---------- Extracted data

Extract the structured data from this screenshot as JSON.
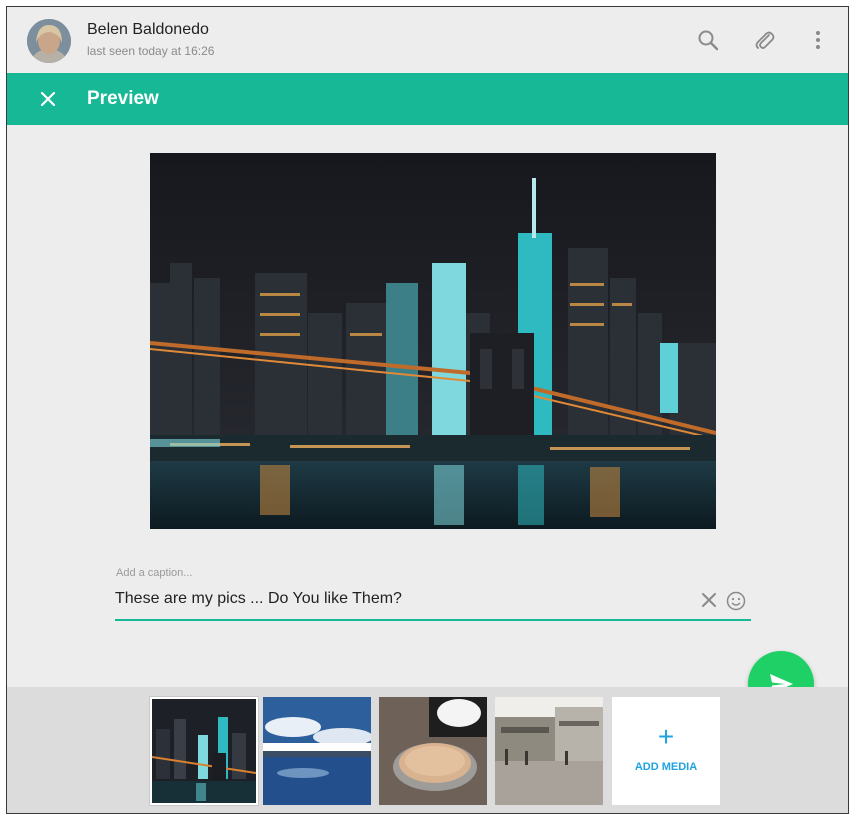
{
  "header": {
    "contact_name": "Belen Baldonedo",
    "status": "last seen today at 16:26",
    "icons": [
      "search-icon",
      "attach-icon",
      "more-vertical-icon"
    ]
  },
  "preview_bar": {
    "title": "Preview",
    "close_icon": "close-icon",
    "color": "#17b896"
  },
  "caption": {
    "placeholder": "Add a caption...",
    "value": "These are my pics ... Do You like Them?",
    "icons": [
      "clear-icon",
      "emoji-icon"
    ]
  },
  "send": {
    "icon": "send-icon",
    "color": "#1fd066"
  },
  "thumbnails": {
    "items": [
      "city-night",
      "lake-sky",
      "compact-powder",
      "street-scene"
    ],
    "selected_index": 0,
    "add_media_label": "ADD MEDIA"
  },
  "colors": {
    "accent": "#17b896",
    "link_blue": "#1fa3e0"
  }
}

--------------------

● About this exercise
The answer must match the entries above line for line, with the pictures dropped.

● Output for this task
Extract the structured data from this screenshot as JSON.
{
  "header": {
    "contact_name": "Belen Baldonedo",
    "status": "last seen today at 16:26",
    "icons": [
      "search-icon",
      "attach-icon",
      "more-vertical-icon"
    ]
  },
  "preview_bar": {
    "title": "Preview",
    "close_icon": "close-icon",
    "color": "#17b896"
  },
  "caption": {
    "placeholder": "Add a caption...",
    "value": "These are my pics ... Do You like Them?",
    "icons": [
      "clear-icon",
      "emoji-icon"
    ]
  },
  "send": {
    "icon": "send-icon",
    "color": "#1fd066"
  },
  "thumbnails": {
    "items": [
      "city-night",
      "lake-sky",
      "compact-powder",
      "street-scene"
    ],
    "selected_index": 0,
    "add_media_label": "ADD MEDIA"
  },
  "colors": {
    "accent": "#17b896",
    "link_blue": "#1fa3e0"
  }
}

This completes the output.